31 January 1935, New York Times, pg. 25:
WIth it came a fitting climax to the fourth of the series of the college double-headers as Long Island University administered a sound setback to St. John's by an almost similar score, 31 to 19, in the opener.
Like Duquesne, the Blackbirds were slow in getting started, but once they began to clock there just was no stopping them.
4 February 1935. New York Times, pg. 21:
Long Island University also performed well during the week.
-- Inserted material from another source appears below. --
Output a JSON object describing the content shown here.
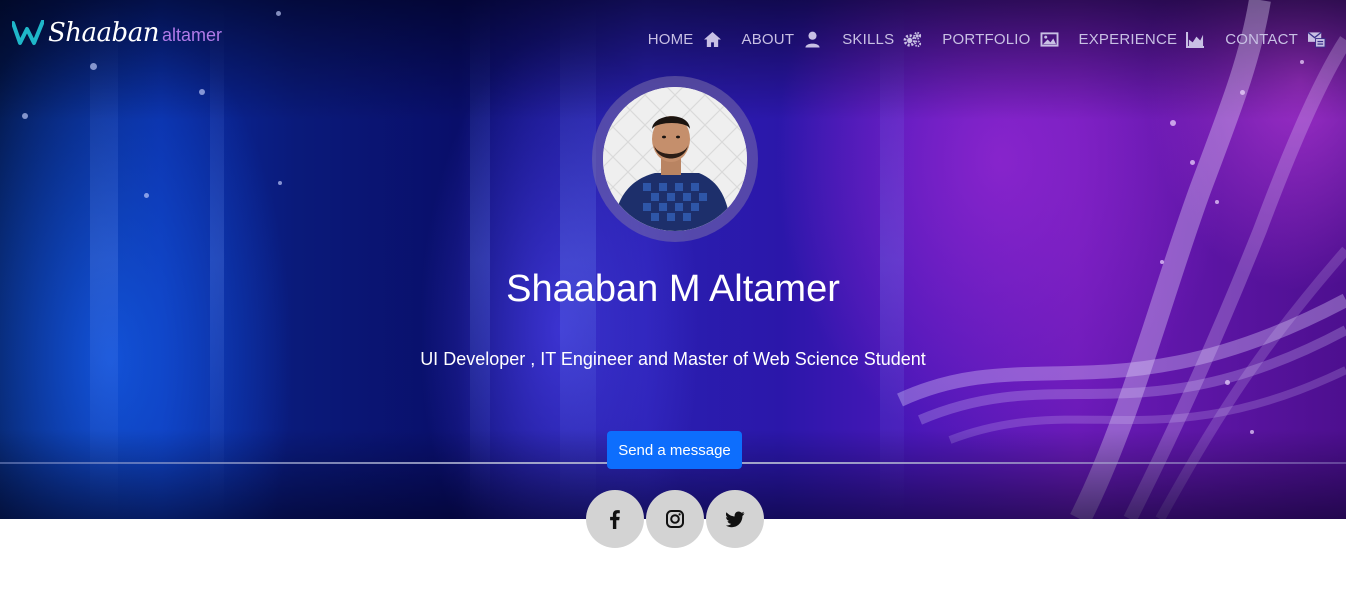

The Blackbirds brought themselves into the limely as strong contenders for the Metropolitan crown with victories over St. John's and St. Francis, both by wide margins.
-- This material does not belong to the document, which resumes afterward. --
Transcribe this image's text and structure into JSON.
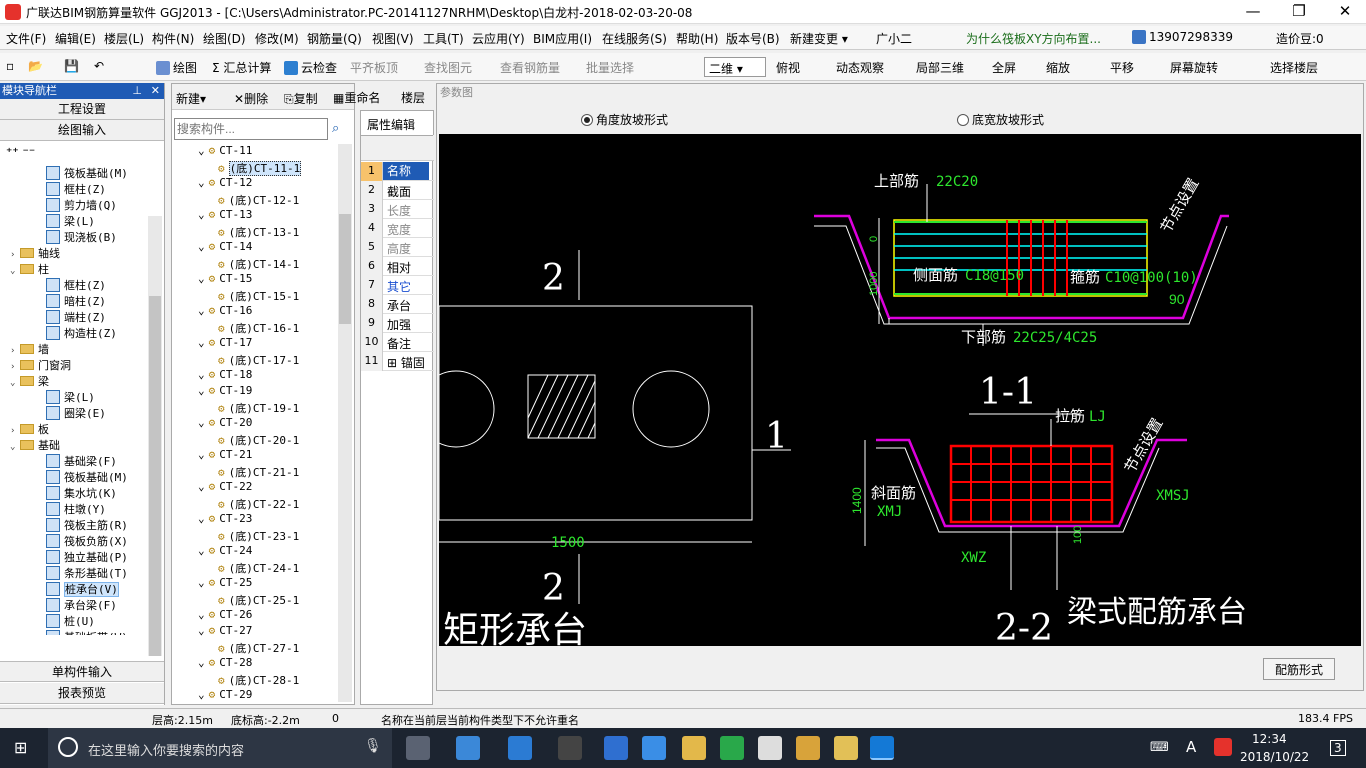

4 March 1936, New York Times, pg. 27:
The Long Island University Blackbirds, holders of the best college basketball record in these parts, apparently have no wish to try basketball in Berlin this Summer and have declared themselves out of any Olympic trials.
25 July 1937, Washington Post, pg. X5:
L. I. U. Blackbrids, high in national basketball standings for the past several years, will be played in Brooklyn January 19 and here on February 22.
30 March 1939, New York Times, pg. 30:
L. I. U. Blackbirds Bow
19 March 1947, Washington Post, pg. 10:
The LIU Blackbirds then put on an inspired drive with three little operatives - Ed Gard, Jackie Goldsmith, and Nat Miller - and lanky Dick Holub burning up the court at such a hot pace that the locals tied the score at 62-all with 25 seconds left.